Aundray Rogers, an Army veteran and single father of three, worries that he and his children will be living on the street come September.
Rogers, one of several hundred thousand U.S. veterans using the Post-9/11 GI Bill to help pay for his education, will need to make some difficult decisions Monday, when changes to the law take effect.
“I personally think that I am going to be homeless,” Rogers said. “I will take any job to supplement the bills. We are the guinea pigs of this GI Bill.”
Rogers is upset about two changes to the Post-9/11 GI Bill, under which about 90 to 95 percent of the nation’s student veterans receive funding, according to benefits official Mario Mihelcic of the College of San Mateo. The changes were signed into law Jan. 4 as part of the Post-9/11 Veterans Educational Assistance Act of 2010.
One change will eliminate break pay, which now provides benefits during holidays and portions of the month that students are not enrolled. The second will require veterans to take at least 12 academic units to receive 100 percent of their benefits. Up to now, veterans have received full benefits for taking at least seven units, noted Dustin Noll of the Peninsula Veterans’ Center.
“They got me; they played me,” Rogers said. “I went into the Army to get the funds for college, and now it isn’t there.”
Future funding under the GI Bill will depend upon how many units students take. Although veterans will still remain eligible for the same amount of total educational reimbursement, the pace of that cash flow could be significantly longer than the 36 months currently funded, Mihelcic said.
Jack Jacoby, president of the City College of San Francisco Veterans’ Alliance, said that will hurt many veterans.
“When payments are choppy, rent stays the same,” Jacoby said. “This is going to affect a lot of veterans that will go homeless or be evicted. This is a combined arms mission against veterans’ livelihood.”
Many veterans won’t realize how much this will affect them until they get their checks at the beginning of September — only to discover that they are much smaller than usual.
“The GI Bill was definitely better before these changes,” said Anthony Pertini, an Iraq veteran who is pursuing a nursing degree at the College of San Mateo.
“I put money into it and did what I had to do for my country, and now they are taking that money away from us,” Pertini said. “They should grandfather the people that were already in the system. When you get out, you rely on a certain amount of money.”
Veteran Barry Jointer, who attends the College of San Mateo and is a student trustee on the district board, said he, too, joined the military because he knew he could use the GI Bill toward his education. Now, he and his sister — also a veteran — must seek a cheaper living situation.
“I have not met one veteran that is happy about the changes,” he said. “Every vet that’s going to school and using the GI Bill doesn’t know what they are going to do.”
Although many veterans are upset by alterations to the Post-9/11 GI Bill, veteran service organization officials say there are positive changes as well.
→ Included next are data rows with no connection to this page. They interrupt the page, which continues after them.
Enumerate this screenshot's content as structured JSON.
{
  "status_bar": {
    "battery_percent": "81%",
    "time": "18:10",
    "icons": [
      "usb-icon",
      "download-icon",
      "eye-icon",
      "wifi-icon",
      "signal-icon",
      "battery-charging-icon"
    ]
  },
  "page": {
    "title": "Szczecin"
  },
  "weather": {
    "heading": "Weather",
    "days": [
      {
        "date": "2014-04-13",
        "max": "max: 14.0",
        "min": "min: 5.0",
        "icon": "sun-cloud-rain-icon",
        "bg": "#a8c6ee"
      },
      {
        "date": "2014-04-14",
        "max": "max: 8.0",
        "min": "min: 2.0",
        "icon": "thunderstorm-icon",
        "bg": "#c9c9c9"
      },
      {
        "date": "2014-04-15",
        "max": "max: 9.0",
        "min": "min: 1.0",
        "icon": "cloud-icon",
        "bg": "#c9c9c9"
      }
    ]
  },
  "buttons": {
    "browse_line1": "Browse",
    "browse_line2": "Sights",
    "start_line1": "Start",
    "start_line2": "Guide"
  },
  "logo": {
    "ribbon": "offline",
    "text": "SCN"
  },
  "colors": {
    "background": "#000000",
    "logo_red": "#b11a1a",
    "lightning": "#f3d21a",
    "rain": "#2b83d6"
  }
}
The Post-9/11 Veterans Education Assistance Improvement Act will allow 40,000 National Guard members to become eligible for the GI bill starting Monday, according to Robert Madden of the American Legion in Washington, D.C.
“This is a huge triumph,” Madden said. “The bill could have been improved, but this is what passed and we will work with both sides to improve veterans’ education.”
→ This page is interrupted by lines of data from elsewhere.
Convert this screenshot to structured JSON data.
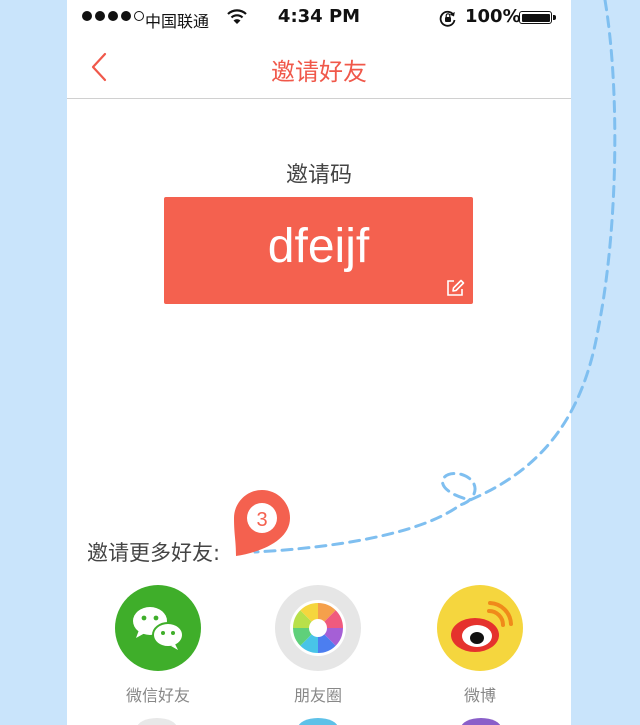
{
  "status_bar": {
    "carrier": "中国联通",
    "time": "4:34 PM",
    "battery": "100%"
  },
  "nav": {
    "title": "邀请好友"
  },
  "invite": {
    "code_label": "邀请码",
    "code": "dfeijf"
  },
  "step_marker": "3",
  "share": {
    "label": "邀请更多好友:",
    "items": [
      {
        "label": "微信好友",
        "icon": "wechat-icon",
        "color": "#3fae2a"
      },
      {
        "label": "朋友圈",
        "icon": "moments-icon",
        "color": "#e6e6e6"
      },
      {
        "label": "微博",
        "icon": "weibo-icon",
        "color": "#f5d63e"
      }
    ]
  },
  "colors": {
    "accent": "#f0584a",
    "code_bg": "#f4614f",
    "page_bg": "#c9e4fb",
    "dashed_line": "#7fbff0"
  }
}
Veterans who were eligible for benefits under Chapter 31, which provides vocational rehab to those with service-connected disabilities, will now be able to get the GI Bill’s housing allowance and their normal subsistence allowance. Previously, they had to choose one or the other.
“The subsistence allowance can be half of the housing allowance,” said John Wilson, assistant legislative director for Disabled American Veterans. “It’s hard to get the best out of the rehab program when you are focused on how to pay for your housing.”
The idea behind the original GI Bill was any veteran who served at least three years of military service could go to school for free. Tom Tarantino of the Iraq and Afghanistan Veterans of America said the new reforms will help extend that goal to all forms of education. Starting Oct. 1, students will be able to use GI Bill benefits for non-college degree programs.
“Our members have important, advanced technical skills,” Tarantino said. “They need to get their EMT certificate, or welding certification or other training that matches their military skills. They should be able to get whatever education they want to.
“Overall,” he added, “the changes are a good thing.”
VetSTRONG, an independent support group designed to connect Bay Area students with veterans’ services, is partnering with several other groups to host a Young Veteran Service Expo on Aug. 26.
When: 4 to 7 p.m. Aug. 26
Where: City College of San Francisco, Multi-Use Building (MUB) 140, 50 Phelan Ave., San Francisco
What: Health, education, finance, jobs and pets service providers